PDAS Perez also traveled to the Tajik industrial city of Tursunzade, home of Central Asia's largest aluminum plant, to visit one of the 16 Community Policing Partnership Teams (CPPT) established by INL in the country. The CPPTs link community leaders and police to address mutual issues and concerns. The leader of the Tursunzade CPPT, a mullah, told PDAS Perez that based on its survey of the community the CPPT was focusing attention on youth, principally through programmed sports activities at a nearby school. PDAS Perez then viewed a karate demonstration by more than two dozen youth, including two slated to compete in a Central Asia regional championship that weekend.
In Monrovia, Liberia, the INL Section works with the Government of Liberia to build its capacity to assume justice and security responsibilities as the UN Mission in Liberia draws down. INL is working closely with the Liberia’s Drug Enforcement Agency (DEA), the Liberian National Police (LNP), and key judicial actors to strengthen these institutions.
In the last year, INL has significantly improved Liberia’s capability to disrupt trafficking and reduce drug demand. INL has advanced reform of Liberia’s DEA through training and by providing material support and a full-time mentor. In the past six months, Liberia’s DEA made significant drug seizures at Monrovia’s international airport, at the border with Sierra Leone, and elsewhere in the country. In partnership with the UN Office on Drugs and Crime (UNODC), INL supported the Liberian Transnational Crime Unit on several successful interdictions of drugs, wildlife, and property as well as breaking up attempts to traffic people. In partnership with Plan Colombo and UNODC, INL is also assisting Liberia’s efforts to reduce drug demand. Programs with Liberia’s Ministries of Health and Education, and with local NGOs, are in place to train treatment professionals, develop preventive education for schools and build rehabilitation capacity.

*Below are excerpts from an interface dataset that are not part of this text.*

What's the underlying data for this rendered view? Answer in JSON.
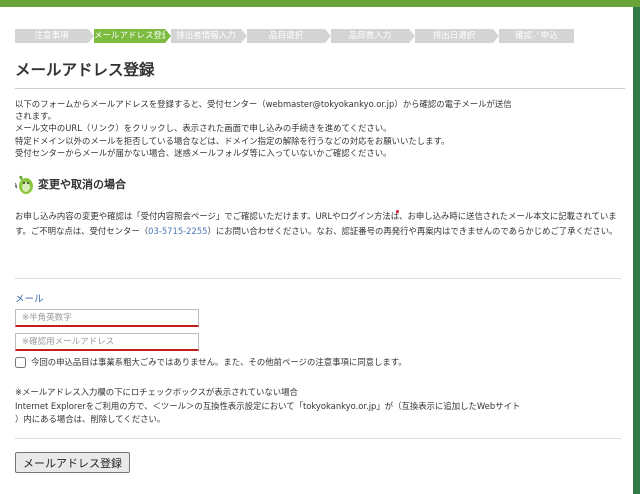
{
  "steps": [
    {
      "label": "注意事項",
      "active": false
    },
    {
      "label": "メールアドレス登録",
      "active": true
    },
    {
      "label": "排出者情報入力",
      "active": false
    },
    {
      "label": "品目選択",
      "active": false
    },
    {
      "label": "品目数入力",
      "active": false
    },
    {
      "label": "排出日選択",
      "active": false
    },
    {
      "label": "確認／申込",
      "active": false
    }
  ],
  "page": {
    "title": "メールアドレス登録"
  },
  "intro": {
    "line1": "以下のフォームからメールアドレスを登録すると、受付センター（webmaster@tokyokankyo.or.jp）から確認の電子メールが送信",
    "line2": "されます。",
    "line3": "メール文中のURL（リンク）をクリックし、表示された画面で申し込みの手続きを進めてください。",
    "line4": "特定ドメイン以外のメールを拒否している場合などは、ドメイン指定の解除を行うなどの対応をお願いいたします。",
    "line5": "受付センターからメールが届かない場合、迷惑メールフォルダ等に入っていないかご確認ください。"
  },
  "change": {
    "heading": "変更や取消の場合",
    "text_before": "お申し込み内容の変更や確認は「受付内容照会ページ」でご確認いただけます。URLやログイン方法は、お申し込み時に送信されたメール本文に記載されています。ご不明な点は、受付センター（",
    "tel": "03-5715-2255",
    "text_after": "）にお問い合わせください。なお、認証番号の再発行や再案内はできませんのであらかじめご了承ください。"
  },
  "form": {
    "mail_label": "メール",
    "email_placeholder": "※半角英数字",
    "confirm_placeholder": "※確認用メールアドレス",
    "agree_text": "今回の申込品目は事業系粗大ごみではありません。また、その他前ページの注意事項に同意します。",
    "submit_label": "メールアドレス登録"
  },
  "note": {
    "line1": "※メールアドレス入力欄の下にロチェックボックスが表示されていない場合",
    "line2": "Internet Explorerをご利用の方で、＜ツール＞の互換性表示設定において「tokyokankyo.or.jp」が（互換表示に追加したWebサイト",
    "line3": "）内にある場合は、削除してください。"
  },
  "colors": {
    "header_green": "#6aa33a",
    "active_step": "#7dbb3f",
    "inactive_step": "#d4d4d4",
    "field_underline": "#c41e1e",
    "link_blue": "#4a77b4"
  }
}
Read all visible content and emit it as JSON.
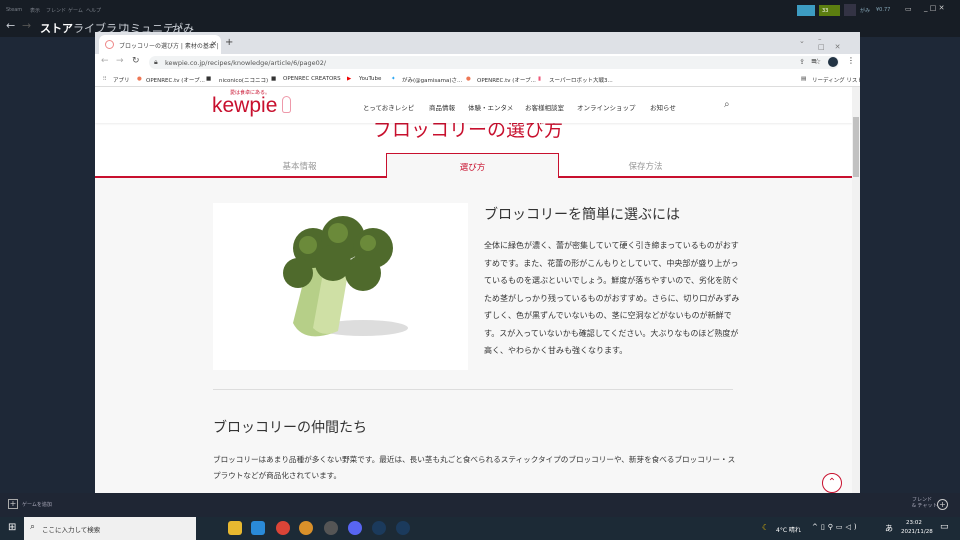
{
  "steam": {
    "menu": [
      "Steam",
      "表示",
      "フレンド",
      "ゲーム",
      "ヘルプ"
    ],
    "nav": [
      "ストア",
      "ライブラリ",
      "コミュニティ",
      "がみ"
    ],
    "user": "がみ",
    "balance": "¥0.77",
    "notifications": "33",
    "add_game": "ゲームを追加",
    "friends_chat": "フレンド\n& チャット"
  },
  "browser": {
    "tab_title": "ブロッコリーの選び方 | 素材の基本 | ",
    "url": "kewpie.co.jp/recipes/knowledge/article/6/page02/",
    "bookmarks": [
      "アプリ",
      "OPENREC.tv (オープ...",
      "niconico(ニコニコ)",
      "OPENREC CREATORS",
      "YouTube",
      "がみ(@gamisama)さ...",
      "OPENREC.tv (オープ...",
      "スーパーロボット大戦3..."
    ],
    "reading_list": "リーディング リスト"
  },
  "site": {
    "tagline": "愛は食卓にある。",
    "logo": "kewpie",
    "nav": [
      "とっておきレシピ",
      "商品情報",
      "体験・エンタメ",
      "お客様相談室",
      "オンラインショップ",
      "お知らせ"
    ],
    "page_title": "ブロッコリーの選び方",
    "tabs": [
      "基本情報",
      "選び方",
      "保存方法"
    ],
    "active_tab": "選び方",
    "section1": {
      "heading": "ブロッコリーを簡単に選ぶには",
      "body": "全体に緑色が濃く、蕾が密集していて硬く引き締まっているものがおすすめです。また、花蕾の形がこんもりとしていて、中央部が盛り上がっているものを選ぶといいでしょう。鮮度が落ちやすいので、劣化を防ぐため茎がしっかり残っているものがおすすめ。さらに、切り口がみずみずしく、色が黒ずんでいないもの、茎に空洞などがないものが新鮮です。スが入っていないかも確認してください。大ぶりなものほど熟度が高く、やわらかく甘みも強くなります。"
    },
    "section2": {
      "heading": "ブロッコリーの仲間たち",
      "body": "ブロッコリーはあまり品種が多くない野菜です。最近は、長い茎も丸ごと食べられるスティックタイプのブロッコリーや、新芽を食べるブロッコリー・スプラウトなどが商品化されています。"
    },
    "brand_color": "#c8102e"
  },
  "taskbar": {
    "search_placeholder": "ここに入力して検索",
    "weather": "4°C 晴れ",
    "ime": "あ",
    "time": "23:02",
    "date": "2021/11/28"
  }
}
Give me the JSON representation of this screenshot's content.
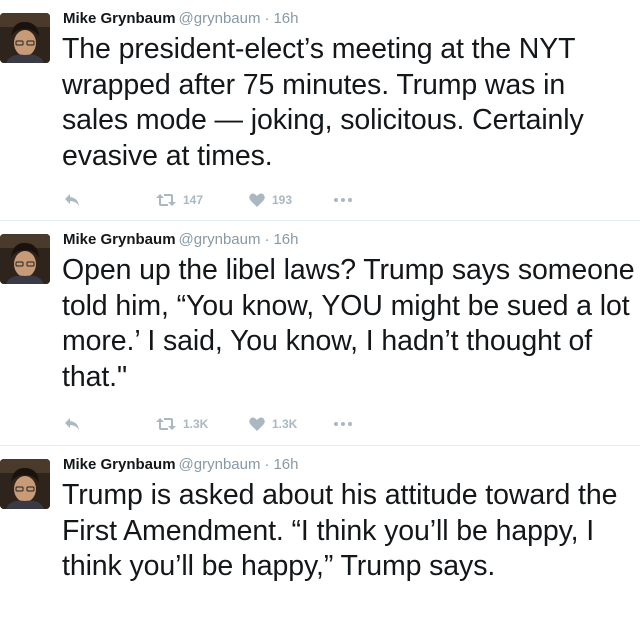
{
  "colors": {
    "name": "#14171a",
    "meta": "#8899a6",
    "action_icon": "#aab8c2",
    "divider": "#e6ecf0"
  },
  "icons": {
    "reply": "reply-icon",
    "retweet": "retweet-icon",
    "like": "heart-icon",
    "more": "more-icon"
  },
  "tweets": [
    {
      "author_name": "Mike Grynbaum",
      "handle": "@grynbaum",
      "separator": "·",
      "time": "16h",
      "text": "The president-elect’s meeting at the NYT wrapped after 75 minutes. Trump was in sales mode — joking, solicitous. Certainly evasive at times.",
      "retweets": "147",
      "likes": "193"
    },
    {
      "author_name": "Mike Grynbaum",
      "handle": "@grynbaum",
      "separator": "·",
      "time": "16h",
      "text": "Open up the libel laws? Trump says someone told him, “You know, YOU might be sued a lot more.’ I said, You know, I hadn’t thought of that.\"",
      "retweets": "1.3K",
      "likes": "1.3K"
    },
    {
      "author_name": "Mike Grynbaum",
      "handle": "@grynbaum",
      "separator": "·",
      "time": "16h",
      "text": "Trump is asked about his attitude toward the First Amendment. “I think you’ll be happy, I think you’ll be happy,” Trump says."
    }
  ]
}
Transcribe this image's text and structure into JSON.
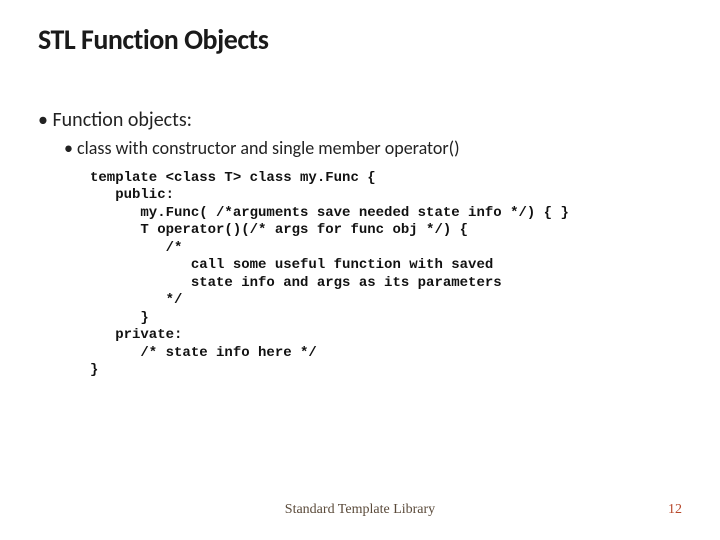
{
  "title": "STL Function Objects",
  "bullets": {
    "lvl1": "Function objects:",
    "lvl2": "class with constructor and single member operator()"
  },
  "code": "template <class T> class my.Func {\n   public:\n      my.Func( /*arguments save needed state info */) { }\n      T operator()(/* args for func obj */) {\n         /*\n            call some useful function with saved\n            state info and args as its parameters\n         */\n      }\n   private:\n      /* state info here */\n}",
  "footer": "Standard Template Library",
  "page": "12"
}
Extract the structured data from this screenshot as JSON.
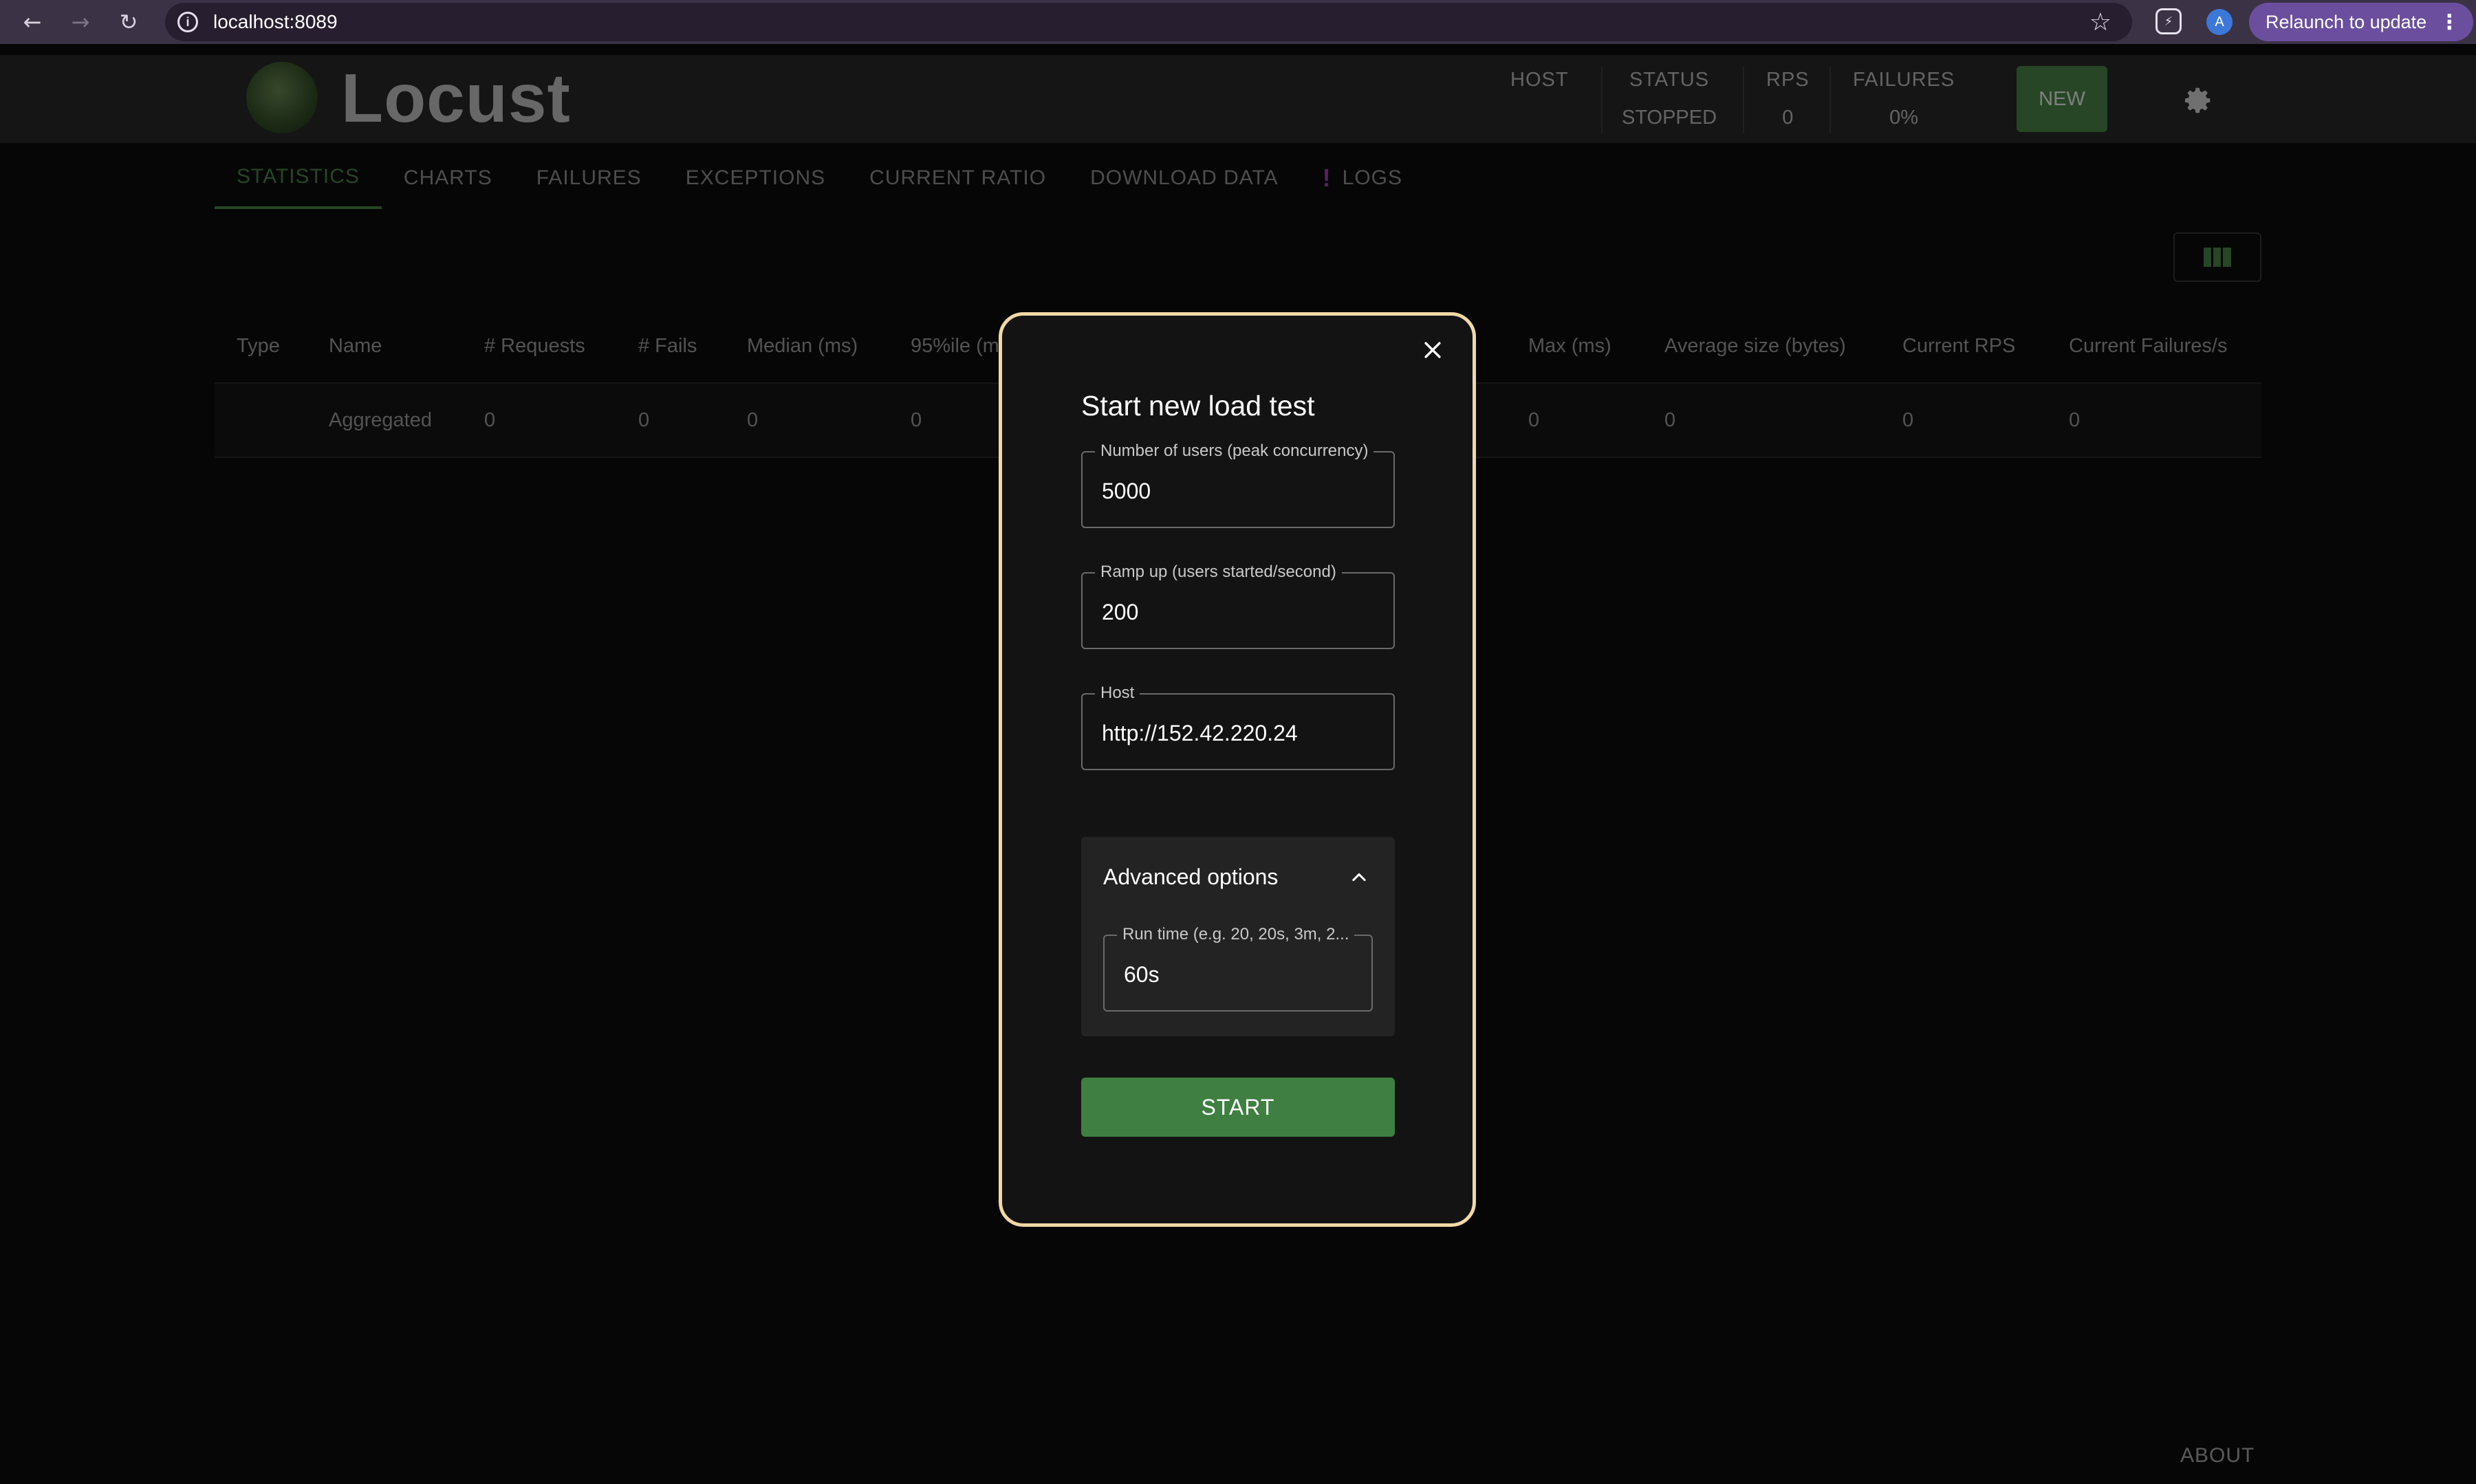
{
  "browser": {
    "url": "localhost:8089",
    "profile_initial": "A",
    "relaunch_label": "Relaunch to update"
  },
  "header": {
    "app_name": "Locust",
    "host_label": "HOST",
    "status_label": "STATUS",
    "status_value": "STOPPED",
    "rps_label": "RPS",
    "rps_value": "0",
    "failures_label": "FAILURES",
    "failures_value": "0%",
    "new_button": "NEW"
  },
  "tabs": [
    {
      "label": "STATISTICS",
      "active": true
    },
    {
      "label": "CHARTS"
    },
    {
      "label": "FAILURES"
    },
    {
      "label": "EXCEPTIONS"
    },
    {
      "label": "CURRENT RATIO"
    },
    {
      "label": "DOWNLOAD DATA"
    },
    {
      "label": "LOGS",
      "warn": "!"
    }
  ],
  "table": {
    "headers": [
      "Type",
      "Name",
      "# Requests",
      "# Fails",
      "Median (ms)",
      "95%ile (m",
      "Max (ms)",
      "Average size (bytes)",
      "Current RPS",
      "Current Failures/s"
    ],
    "rows": [
      [
        "",
        "Aggregated",
        "0",
        "0",
        "0",
        "0",
        "0",
        "0",
        "0",
        "0"
      ]
    ]
  },
  "modal": {
    "title": "Start new load test",
    "users_label": "Number of users (peak concurrency)",
    "users_value": "5000",
    "rampup_label": "Ramp up (users started/second)",
    "rampup_value": "200",
    "host_label": "Host",
    "host_value": "http://152.42.220.24",
    "advanced_label": "Advanced options",
    "runtime_label": "Run time (e.g. 20, 20s, 3m, 2...",
    "runtime_value": "60s",
    "start_button": "START"
  },
  "footer": {
    "about_link": "ABOUT"
  },
  "colors": {
    "accent_green": "#4c8c4a",
    "modal_border": "#f1d9a6",
    "warn_purple": "#b83cc8",
    "browser_bar": "#3b3245"
  }
}
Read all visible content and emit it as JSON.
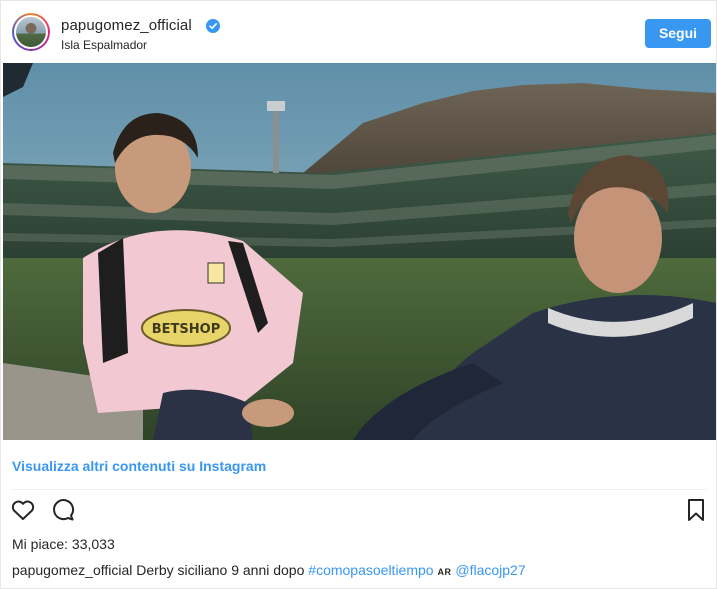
{
  "post": {
    "username": "papugomez_official",
    "location": "Isla Espalmador",
    "follow_label": "Segui",
    "view_more": "Visualizza altri contenuti su Instagram",
    "likes_label": "Mi piace:",
    "likes_count": "33,033",
    "caption": {
      "user": "papugomez_official",
      "text": "Derby siciliano 9 anni dopo",
      "hashtag": "#comopasoeltiempo",
      "flag": "AR",
      "mention": "@flacojp27"
    },
    "photo_jersey_text": "BETSHOP"
  },
  "colors": {
    "accent": "#3897f0",
    "text": "#262626",
    "border": "#e6e6e6"
  },
  "icons": [
    "verified-badge-icon",
    "heart-icon",
    "comment-icon",
    "bookmark-icon"
  ]
}
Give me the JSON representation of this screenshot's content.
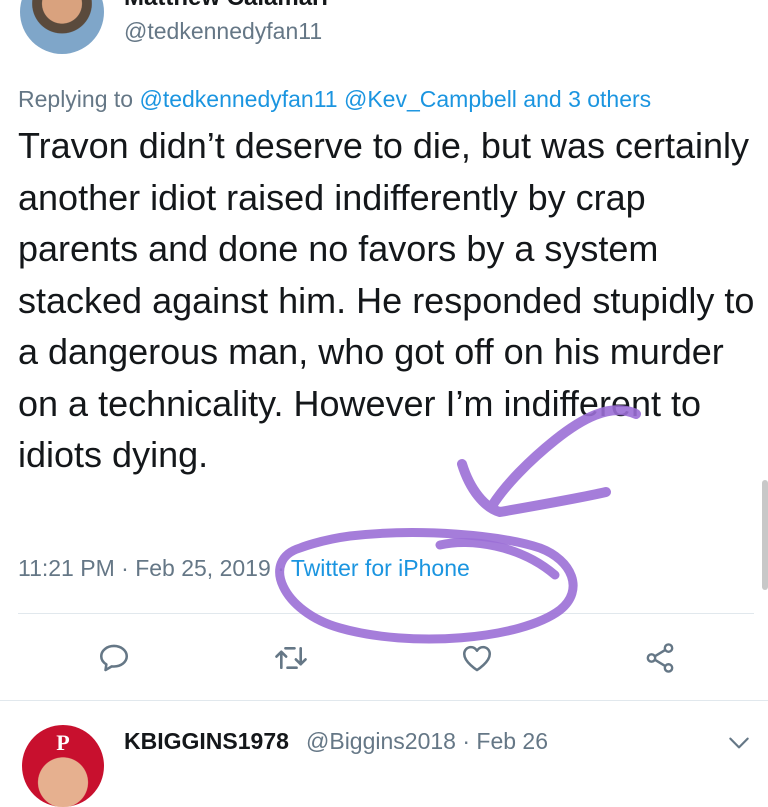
{
  "original_tweet": {
    "author_name": "Matthew Calamari",
    "handle": "@tedkennedyfan11",
    "avatar_icon": "profile-photo"
  },
  "reply_context": {
    "prefix": "Replying to",
    "mentions": "@tedkennedyfan11 @Kev_Campbell and 3 others"
  },
  "tweet": {
    "text": "Travon didn’t deserve to die, but was certainly another idiot raised indifferently by crap parents and done no favors by a system stacked against him. He responded stupidly to a dangerous man, who got off on his murder on a technicality. However I’m indifferent to idiots dying.",
    "time": "11:21 PM",
    "date": "Feb 25, 2019",
    "separator": "·",
    "source": "Twitter for iPhone"
  },
  "actions": {
    "reply_icon": "reply-icon",
    "retweet_icon": "retweet-icon",
    "like_icon": "like-icon",
    "share_icon": "share-icon"
  },
  "next_reply": {
    "name": "KBIGGINS1978",
    "handle": "@Biggins2018",
    "date": "Feb 26",
    "avatar_letter": "P",
    "menu_icon": "chevron-down-icon"
  },
  "colors": {
    "text": "#14171a",
    "secondary": "#657786",
    "link": "#1b95e0",
    "annotation": "#9b6fd6"
  }
}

INL advisors also mentor LNP leaders. Recently, INL assisted with choosing professional police replacements for several political appointees and helped finance training of the riot-control unit to reach its mandated level of 1,000 officers. INL is supporting the recertification of the elite Emergency Response Unit to ensure its officers meet international proficiency standards; support to the LNP’s Professional Standards Division will ultimately build credibility with the public and the international community. Meanwhile, INL is assisting with repairs and upgrades to the existing radio network used by civilian law enforcement and security agencies.
INL is working to strengthen the justice sector by improving the administrative and management processes and procedures of the Ministry of Justice. Additional support includes training for prosecutors, defense attorneys, and other key judicial actors, such as clerks of court and court reporters. Three legal advisors offer training, mentoring, and technical assistance to the Government of Liberia on a range of issues including strengthening the overall effectiveness of the judiciary. Specific areas of focus have been in the prosecution of sexual and gender-based violence. Finally, INL supports decentralized dispute resolution in two strategic rural counties in order to improve security, stability, and the rule of law.
INL continues to make progress through a range of programs that support the Government of Liberia.